How do you rank your writing compared to those you admire?
I think it is very hard to “rank” art of any kind. There are certain authors that I admire and even seek to emulate in ways. Robert E. Howard and H.P. Lovecraft are chief among these. I don’t think I’ll ever be as good as them, but setting a high bar is a great way to push ourselves towards fulfilling our potential.
How long do you have to write for each session before you get “in the groove?”
It varies quite a bit. Sometimes I have entire scenes or chapters in my head and when i sit down to write it just flows. Other times I might spent days or weeks writing out of diligence without ever getting that special spark. I usually mentally prepare myself before a session by reading the last few pages leading up to where I left off, and this helps quite a bit.
Where does your inspiration come from?
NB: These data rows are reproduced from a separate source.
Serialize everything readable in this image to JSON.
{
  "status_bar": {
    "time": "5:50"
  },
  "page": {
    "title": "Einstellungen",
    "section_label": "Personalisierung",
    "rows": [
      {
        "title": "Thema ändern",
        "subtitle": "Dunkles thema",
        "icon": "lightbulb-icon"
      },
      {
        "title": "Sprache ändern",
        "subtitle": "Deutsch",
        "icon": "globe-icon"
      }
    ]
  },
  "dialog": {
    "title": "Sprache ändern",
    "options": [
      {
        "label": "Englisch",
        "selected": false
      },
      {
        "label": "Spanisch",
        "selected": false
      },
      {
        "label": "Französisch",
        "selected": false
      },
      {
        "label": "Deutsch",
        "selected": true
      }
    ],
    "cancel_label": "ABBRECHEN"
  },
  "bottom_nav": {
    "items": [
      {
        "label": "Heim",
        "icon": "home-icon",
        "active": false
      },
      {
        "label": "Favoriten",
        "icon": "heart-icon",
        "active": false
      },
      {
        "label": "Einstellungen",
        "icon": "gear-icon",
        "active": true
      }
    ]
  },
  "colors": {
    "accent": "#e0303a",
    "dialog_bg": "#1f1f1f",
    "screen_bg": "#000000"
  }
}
A lot of my inspiration comes from classic science fiction and fantasy, especially the work that appeared in the pulp magazines of the early 20th century. Things like Robert E Howard’s Conan, H.P. Lovecraft’s mythos, and the tales of Jules de Grandin by Seabury Quinn are big influences. I also read a lot of the TSR books in the 80’s and 90’s, like Dragonlance and Forgotten Realms. Weis and Hickman were very influential to me, as well as R. A. Salvatore. Outside of literature, life is an inspiration. We can look around at the state of our own world and find all kinds of stories to be told and issues to be discussed. I feel that scifi and fantasy are great lenses through which to examine our own societies and values.
When was that moment when you realized that language had power?
Reading The Pit and the Pendulum by Edgar Allen Poe in elementary school, and actually feeling the anticipation and dread of the protagonist.
If you could sit down with one writer from any period who would it be?
It’s so hard to choose just one! I’m torn between different authors, because i want to ask them about their specific strengths in the field. Having to choose just one, I would say Robert E. Howard. His career combined a prolific amount of productivity with an amazingly imagined fantasy world and colorful characters. From both a creative and business standpoint, conversing with him would be most beneficial.
If the universal super being came down right now and said, “I give you two choices. 1.I will give you 100 million dollars for your work, but no one will ever be able to read a word you write, or 2. You can never ever benefit even one dollar ever off of your work, but 100 million people will read every book you ever write. Which one do you pick?
There’s not even an option here. The point of writing is for it to be read, so I would take the 100 million readers over the money. What’s the point of writing if nobody reads it? Despite the money, it would still feel like a wasted life. I may die penniless, but I have published written words that will far outlive my own time on the Earth. In this way, I consider my legacy to be immortal. Money cannot buy that.
When did you know that writing was what you were going to make your life’s work? Or is it?
That’s a twisty one for me. I knew when I was about 15 that I WANTED to make writing my life’s work, but at the time (1990’s) the chances of actually getting published were very low. There were no eBooks and — as far as I remember — no ways to self-publish. I worked on writing over the years, but never took it to the level of being a career instead of a hobby. I recently retired due to medical reasons, so I am using this time to fulfill my life’s dream. I say I’ve been practicing for 25 years, and learning from life, and now I’m ready to write as a professional.
B.K. Bass writes at his studio in Tennessee. He enjoys crafting science fiction, fantasy, and gothic horror. B.K. has long been an avid reader, film buff, and all-around geek.